# Exercise
Every line below that includes the word "username" needs to be copied.

::: Given entries

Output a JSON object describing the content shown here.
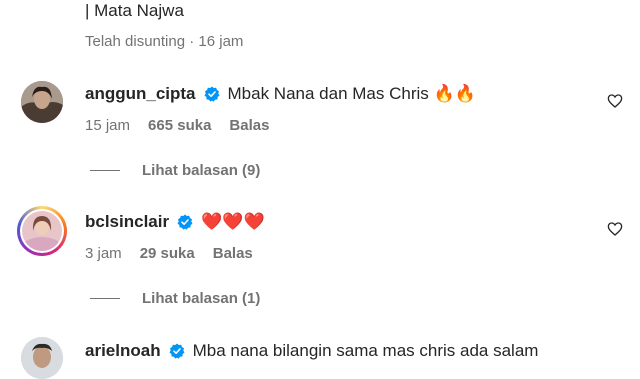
{
  "caption": {
    "tail_text": "| Mata Najwa",
    "meta_text": "Telah disunting · 16 jam"
  },
  "comments": [
    {
      "username": "anggun_cipta",
      "text": "Mbak Nana dan Mas Chris 🔥🔥",
      "time": "15 jam",
      "likes": "665 suka",
      "reply_label": "Balas",
      "view_replies": "Lihat balasan (9)"
    },
    {
      "username": "bclsinclair",
      "text": "❤️❤️❤️",
      "time": "3 jam",
      "likes": "29 suka",
      "reply_label": "Balas",
      "view_replies": "Lihat balasan (1)"
    },
    {
      "username": "arielnoah",
      "text": "Mba nana bilangin sama mas chris ada salam"
    }
  ],
  "colors": {
    "verified_blue": "#0095f6",
    "secondary_text": "#737373",
    "primary_text": "#262626"
  }
}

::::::

# Solution to the exercise
      "username": "anggun_cipta",
      "username": "bclsinclair",
      "username": "arielnoah",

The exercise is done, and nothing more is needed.